The average age of reaching menopause is 51 in the US, but it occurs most often between ages 45-55. However, women can enter menopause as early as their forties and even into their sixties. Your genetics and your environment can influence when you will enter menopause.
The time leading up to menopause is called perimenopause, which means “around menopause.” This is a stage where women start to notice changes related to fluctuating hormone levels. Perimenopause starts on average between ages 40-45, but it can start as early as your 30s to late 40s.
Women can experience several frustrating symptoms in perimenopause and menopause that are associated with changing hormones and ovarian decline. In fact, that are at least 34 recognized symptoms of perimenopause and menopause. Often, these symptoms are associated with other health conditions as well with can make it hard to tell what is really going on with your body. Hot flashes are the most commonly reported symptom of menopause. According to the North American Menopause Society, 75% of women will experience hot flashes during menopause and at least 25% of those women will seek help managing this symptom from their health care provider. Other common symptoms include:
- Irregular periods
- Hot flashes and night sweats
- Memory problems

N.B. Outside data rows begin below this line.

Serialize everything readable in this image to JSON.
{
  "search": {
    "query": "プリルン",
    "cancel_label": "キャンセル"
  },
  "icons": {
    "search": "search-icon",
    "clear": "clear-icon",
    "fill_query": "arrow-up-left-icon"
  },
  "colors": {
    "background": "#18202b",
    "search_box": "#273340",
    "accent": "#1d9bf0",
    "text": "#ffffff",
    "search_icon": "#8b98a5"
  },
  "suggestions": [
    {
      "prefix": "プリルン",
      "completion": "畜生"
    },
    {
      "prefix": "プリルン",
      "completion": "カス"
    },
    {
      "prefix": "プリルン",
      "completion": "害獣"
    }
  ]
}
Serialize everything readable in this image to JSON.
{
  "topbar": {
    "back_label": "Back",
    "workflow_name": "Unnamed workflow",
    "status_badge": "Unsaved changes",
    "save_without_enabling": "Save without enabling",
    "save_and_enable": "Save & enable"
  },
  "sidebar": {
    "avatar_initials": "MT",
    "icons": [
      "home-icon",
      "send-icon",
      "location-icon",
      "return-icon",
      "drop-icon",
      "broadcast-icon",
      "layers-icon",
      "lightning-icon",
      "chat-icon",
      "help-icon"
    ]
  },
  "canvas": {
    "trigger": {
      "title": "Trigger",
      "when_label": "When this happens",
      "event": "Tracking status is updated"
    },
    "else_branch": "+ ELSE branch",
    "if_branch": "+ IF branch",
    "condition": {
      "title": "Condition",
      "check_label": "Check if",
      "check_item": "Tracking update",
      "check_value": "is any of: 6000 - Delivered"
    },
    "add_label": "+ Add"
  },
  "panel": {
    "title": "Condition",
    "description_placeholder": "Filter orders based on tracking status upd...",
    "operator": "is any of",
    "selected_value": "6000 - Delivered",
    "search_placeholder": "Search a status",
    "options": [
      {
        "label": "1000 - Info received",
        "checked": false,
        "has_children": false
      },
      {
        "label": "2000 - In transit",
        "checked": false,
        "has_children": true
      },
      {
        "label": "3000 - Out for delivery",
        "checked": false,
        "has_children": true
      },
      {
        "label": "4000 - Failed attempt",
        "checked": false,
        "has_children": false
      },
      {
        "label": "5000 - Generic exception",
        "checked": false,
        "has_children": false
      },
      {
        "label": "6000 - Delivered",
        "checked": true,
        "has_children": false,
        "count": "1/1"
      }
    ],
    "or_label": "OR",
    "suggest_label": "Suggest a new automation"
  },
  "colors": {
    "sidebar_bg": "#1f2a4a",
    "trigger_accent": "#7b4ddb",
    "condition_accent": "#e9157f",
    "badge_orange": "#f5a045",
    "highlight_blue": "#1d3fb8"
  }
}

- Mood changes including irritability, depression, and anxiety
- Vaginal dryness
- Weight gain
- Low libido
While it is a normal part of the menopause transition to experience symptoms associated with changing hormones, these symptoms can be very debilitating and severely impact your quality of life. For women who are starting to notice changes that may be associated with menopause, this is a great time to meet with your medical provider to have a full health assessment and learn how to best care for yourself during this transition.